"""

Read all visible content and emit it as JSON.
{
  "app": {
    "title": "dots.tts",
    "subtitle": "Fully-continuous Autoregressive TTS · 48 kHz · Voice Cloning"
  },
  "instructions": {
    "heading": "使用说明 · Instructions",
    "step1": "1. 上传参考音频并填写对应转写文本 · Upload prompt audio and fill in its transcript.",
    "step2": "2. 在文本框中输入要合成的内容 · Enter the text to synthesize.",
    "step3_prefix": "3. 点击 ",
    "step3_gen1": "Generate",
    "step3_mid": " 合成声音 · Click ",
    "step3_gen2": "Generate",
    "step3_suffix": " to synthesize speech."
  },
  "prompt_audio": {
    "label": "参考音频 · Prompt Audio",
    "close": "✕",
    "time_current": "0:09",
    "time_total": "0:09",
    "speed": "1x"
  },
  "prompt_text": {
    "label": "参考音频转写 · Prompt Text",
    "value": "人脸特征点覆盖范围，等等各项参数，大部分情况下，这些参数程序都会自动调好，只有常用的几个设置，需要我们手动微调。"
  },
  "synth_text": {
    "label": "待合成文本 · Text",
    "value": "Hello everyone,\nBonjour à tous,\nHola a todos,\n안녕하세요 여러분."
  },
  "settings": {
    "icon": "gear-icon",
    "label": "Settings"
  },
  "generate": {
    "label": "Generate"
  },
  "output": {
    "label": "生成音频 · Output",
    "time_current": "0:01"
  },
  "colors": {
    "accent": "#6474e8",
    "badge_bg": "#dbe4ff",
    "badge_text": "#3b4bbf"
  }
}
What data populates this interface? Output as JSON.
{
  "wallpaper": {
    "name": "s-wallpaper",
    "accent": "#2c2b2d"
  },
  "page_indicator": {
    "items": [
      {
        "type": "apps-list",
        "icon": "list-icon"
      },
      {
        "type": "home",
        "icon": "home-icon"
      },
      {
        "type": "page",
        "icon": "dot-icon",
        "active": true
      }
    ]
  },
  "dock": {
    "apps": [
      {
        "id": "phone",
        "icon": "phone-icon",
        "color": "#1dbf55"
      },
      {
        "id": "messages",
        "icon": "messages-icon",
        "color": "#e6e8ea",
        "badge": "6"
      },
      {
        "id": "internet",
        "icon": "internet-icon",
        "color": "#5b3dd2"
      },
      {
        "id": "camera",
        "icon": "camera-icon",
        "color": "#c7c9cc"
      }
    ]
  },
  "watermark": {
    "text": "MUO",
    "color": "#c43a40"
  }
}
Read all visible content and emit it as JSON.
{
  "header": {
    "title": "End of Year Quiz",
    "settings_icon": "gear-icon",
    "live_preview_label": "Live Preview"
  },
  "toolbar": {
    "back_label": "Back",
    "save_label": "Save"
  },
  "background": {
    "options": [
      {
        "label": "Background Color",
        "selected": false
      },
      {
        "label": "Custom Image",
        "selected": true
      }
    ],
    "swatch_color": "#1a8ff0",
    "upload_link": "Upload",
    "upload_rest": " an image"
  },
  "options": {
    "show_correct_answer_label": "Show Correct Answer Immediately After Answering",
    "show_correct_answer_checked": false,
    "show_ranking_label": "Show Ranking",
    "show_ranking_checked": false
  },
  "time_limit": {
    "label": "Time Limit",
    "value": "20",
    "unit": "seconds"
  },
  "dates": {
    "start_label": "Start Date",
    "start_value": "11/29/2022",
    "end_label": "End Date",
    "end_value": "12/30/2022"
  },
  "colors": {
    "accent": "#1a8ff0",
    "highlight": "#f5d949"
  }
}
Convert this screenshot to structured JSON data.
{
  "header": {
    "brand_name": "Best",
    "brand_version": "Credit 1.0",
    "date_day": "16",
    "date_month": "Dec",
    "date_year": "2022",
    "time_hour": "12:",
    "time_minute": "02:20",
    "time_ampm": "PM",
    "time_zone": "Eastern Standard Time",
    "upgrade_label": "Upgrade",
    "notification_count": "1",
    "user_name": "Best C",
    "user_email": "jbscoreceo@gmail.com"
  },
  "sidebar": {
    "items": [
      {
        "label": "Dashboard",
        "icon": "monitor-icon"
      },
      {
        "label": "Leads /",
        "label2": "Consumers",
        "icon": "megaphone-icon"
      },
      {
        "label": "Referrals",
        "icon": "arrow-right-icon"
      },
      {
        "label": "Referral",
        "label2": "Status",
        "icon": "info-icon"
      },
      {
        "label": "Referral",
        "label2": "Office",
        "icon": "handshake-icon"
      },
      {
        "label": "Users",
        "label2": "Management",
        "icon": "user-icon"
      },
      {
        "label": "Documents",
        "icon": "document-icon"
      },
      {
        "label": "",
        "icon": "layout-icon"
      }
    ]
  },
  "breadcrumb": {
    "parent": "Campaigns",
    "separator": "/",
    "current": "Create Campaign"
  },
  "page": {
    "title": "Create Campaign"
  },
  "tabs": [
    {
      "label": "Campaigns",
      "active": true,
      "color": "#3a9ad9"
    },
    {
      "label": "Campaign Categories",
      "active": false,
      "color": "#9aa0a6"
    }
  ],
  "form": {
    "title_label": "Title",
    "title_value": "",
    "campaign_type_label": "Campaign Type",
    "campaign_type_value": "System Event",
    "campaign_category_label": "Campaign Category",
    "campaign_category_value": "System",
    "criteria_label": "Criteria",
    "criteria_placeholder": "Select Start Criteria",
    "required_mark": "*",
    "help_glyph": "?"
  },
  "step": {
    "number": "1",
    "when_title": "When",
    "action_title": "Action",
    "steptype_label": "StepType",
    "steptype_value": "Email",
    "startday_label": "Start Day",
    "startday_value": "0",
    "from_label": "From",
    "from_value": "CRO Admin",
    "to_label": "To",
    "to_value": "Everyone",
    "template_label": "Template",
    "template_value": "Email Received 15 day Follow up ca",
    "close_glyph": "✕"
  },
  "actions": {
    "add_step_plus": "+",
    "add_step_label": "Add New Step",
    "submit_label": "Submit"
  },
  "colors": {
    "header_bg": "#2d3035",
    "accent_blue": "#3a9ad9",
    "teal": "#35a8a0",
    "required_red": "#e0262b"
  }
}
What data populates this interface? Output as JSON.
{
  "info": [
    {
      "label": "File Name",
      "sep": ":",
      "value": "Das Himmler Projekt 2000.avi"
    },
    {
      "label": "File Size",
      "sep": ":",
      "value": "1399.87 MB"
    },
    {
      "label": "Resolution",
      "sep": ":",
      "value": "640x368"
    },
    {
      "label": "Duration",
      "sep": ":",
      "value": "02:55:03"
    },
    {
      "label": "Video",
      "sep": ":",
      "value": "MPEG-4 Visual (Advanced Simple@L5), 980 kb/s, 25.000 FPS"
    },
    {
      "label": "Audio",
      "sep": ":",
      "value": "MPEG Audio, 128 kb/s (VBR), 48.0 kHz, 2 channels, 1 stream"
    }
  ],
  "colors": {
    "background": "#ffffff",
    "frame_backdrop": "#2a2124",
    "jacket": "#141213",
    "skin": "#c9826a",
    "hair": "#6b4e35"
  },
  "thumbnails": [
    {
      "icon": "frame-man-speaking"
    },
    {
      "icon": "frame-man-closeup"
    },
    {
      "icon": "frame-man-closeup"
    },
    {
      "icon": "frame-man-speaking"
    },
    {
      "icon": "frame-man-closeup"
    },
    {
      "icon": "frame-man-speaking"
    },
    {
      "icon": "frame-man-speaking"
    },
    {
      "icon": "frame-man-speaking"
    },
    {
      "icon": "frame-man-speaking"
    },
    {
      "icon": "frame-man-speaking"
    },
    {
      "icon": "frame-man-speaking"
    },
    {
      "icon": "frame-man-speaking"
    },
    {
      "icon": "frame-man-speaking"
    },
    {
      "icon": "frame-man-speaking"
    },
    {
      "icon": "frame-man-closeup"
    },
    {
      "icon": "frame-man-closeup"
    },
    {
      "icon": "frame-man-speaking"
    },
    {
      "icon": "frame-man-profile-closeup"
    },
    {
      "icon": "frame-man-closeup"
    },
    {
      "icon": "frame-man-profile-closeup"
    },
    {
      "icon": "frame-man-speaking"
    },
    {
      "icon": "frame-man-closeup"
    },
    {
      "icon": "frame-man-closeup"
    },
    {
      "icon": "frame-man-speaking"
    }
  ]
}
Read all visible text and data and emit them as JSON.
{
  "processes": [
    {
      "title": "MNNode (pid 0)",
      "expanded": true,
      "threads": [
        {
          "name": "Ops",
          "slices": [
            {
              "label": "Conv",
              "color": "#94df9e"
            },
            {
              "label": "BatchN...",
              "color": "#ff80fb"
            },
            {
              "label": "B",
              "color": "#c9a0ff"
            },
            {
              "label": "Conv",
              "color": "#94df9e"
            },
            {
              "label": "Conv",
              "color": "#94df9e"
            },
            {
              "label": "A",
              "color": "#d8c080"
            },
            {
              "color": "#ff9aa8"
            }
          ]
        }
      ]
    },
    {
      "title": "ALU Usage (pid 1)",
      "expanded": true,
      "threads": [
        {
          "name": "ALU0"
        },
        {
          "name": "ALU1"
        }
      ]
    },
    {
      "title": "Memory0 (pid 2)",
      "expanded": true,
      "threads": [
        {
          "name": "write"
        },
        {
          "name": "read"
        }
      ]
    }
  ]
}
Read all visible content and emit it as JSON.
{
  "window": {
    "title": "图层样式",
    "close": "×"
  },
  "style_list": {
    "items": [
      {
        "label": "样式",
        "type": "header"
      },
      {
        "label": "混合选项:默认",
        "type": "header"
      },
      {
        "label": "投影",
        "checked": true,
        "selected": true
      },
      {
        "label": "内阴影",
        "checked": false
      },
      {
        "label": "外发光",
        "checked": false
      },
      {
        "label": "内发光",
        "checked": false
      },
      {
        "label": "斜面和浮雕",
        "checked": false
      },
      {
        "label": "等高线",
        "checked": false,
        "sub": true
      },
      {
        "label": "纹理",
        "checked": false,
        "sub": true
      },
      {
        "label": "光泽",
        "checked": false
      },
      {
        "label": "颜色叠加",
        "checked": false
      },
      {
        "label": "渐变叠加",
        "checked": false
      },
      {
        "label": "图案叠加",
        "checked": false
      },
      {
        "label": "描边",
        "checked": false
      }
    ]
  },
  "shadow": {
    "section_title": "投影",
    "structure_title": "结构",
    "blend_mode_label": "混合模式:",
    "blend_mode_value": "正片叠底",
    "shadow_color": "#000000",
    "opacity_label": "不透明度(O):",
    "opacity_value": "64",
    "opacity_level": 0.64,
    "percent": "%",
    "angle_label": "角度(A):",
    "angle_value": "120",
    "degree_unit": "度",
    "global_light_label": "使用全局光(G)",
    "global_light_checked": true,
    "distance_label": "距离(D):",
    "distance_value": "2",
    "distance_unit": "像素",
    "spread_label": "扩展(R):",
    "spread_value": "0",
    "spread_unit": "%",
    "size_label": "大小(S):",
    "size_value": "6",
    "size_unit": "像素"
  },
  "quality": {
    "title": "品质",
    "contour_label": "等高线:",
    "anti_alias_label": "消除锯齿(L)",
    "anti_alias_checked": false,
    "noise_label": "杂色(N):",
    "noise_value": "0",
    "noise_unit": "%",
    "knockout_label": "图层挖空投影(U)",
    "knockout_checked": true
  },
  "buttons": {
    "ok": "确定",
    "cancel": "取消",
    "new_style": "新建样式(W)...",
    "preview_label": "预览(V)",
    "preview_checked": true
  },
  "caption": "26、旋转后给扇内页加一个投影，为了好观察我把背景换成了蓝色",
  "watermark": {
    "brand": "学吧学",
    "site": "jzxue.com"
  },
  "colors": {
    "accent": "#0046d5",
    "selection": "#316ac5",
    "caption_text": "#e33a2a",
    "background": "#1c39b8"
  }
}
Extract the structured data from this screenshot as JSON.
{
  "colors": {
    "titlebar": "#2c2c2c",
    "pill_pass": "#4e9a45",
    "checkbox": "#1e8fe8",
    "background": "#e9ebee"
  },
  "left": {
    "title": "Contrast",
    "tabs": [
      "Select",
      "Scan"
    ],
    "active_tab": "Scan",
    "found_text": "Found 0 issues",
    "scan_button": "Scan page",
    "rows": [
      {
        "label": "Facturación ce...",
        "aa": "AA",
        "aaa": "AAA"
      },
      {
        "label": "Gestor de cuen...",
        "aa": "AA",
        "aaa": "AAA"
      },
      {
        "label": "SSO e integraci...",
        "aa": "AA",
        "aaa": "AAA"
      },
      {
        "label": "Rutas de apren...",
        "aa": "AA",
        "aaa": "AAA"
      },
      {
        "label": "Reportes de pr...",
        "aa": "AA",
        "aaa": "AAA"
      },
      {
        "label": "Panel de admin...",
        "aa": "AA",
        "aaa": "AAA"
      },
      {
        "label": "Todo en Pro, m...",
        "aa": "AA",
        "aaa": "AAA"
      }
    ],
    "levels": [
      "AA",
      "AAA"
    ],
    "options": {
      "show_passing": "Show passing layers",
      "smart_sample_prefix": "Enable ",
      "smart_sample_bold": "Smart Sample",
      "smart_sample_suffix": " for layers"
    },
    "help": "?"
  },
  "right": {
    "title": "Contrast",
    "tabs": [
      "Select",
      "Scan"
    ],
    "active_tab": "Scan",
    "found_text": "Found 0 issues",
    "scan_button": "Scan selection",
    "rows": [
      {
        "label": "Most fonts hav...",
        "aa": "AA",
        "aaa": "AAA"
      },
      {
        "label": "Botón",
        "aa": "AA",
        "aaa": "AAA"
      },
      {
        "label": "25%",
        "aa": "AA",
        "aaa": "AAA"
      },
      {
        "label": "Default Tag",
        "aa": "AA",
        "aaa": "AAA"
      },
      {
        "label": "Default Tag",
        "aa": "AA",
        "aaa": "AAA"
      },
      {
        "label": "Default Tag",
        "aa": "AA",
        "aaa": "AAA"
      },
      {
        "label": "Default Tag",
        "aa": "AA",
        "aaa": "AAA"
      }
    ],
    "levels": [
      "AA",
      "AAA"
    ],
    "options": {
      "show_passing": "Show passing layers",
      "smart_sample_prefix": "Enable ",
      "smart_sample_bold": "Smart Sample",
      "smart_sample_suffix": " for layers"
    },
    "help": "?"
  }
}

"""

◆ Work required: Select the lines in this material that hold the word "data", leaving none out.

◆ Written reply:
What data populates this interface? Output as JSON.
Convert this screenshot to structured JSON data.
What data populates this interface? Output as JSON.
Read all visible text and data and emit them as JSON.
Extract the structured data from this screenshot as JSON.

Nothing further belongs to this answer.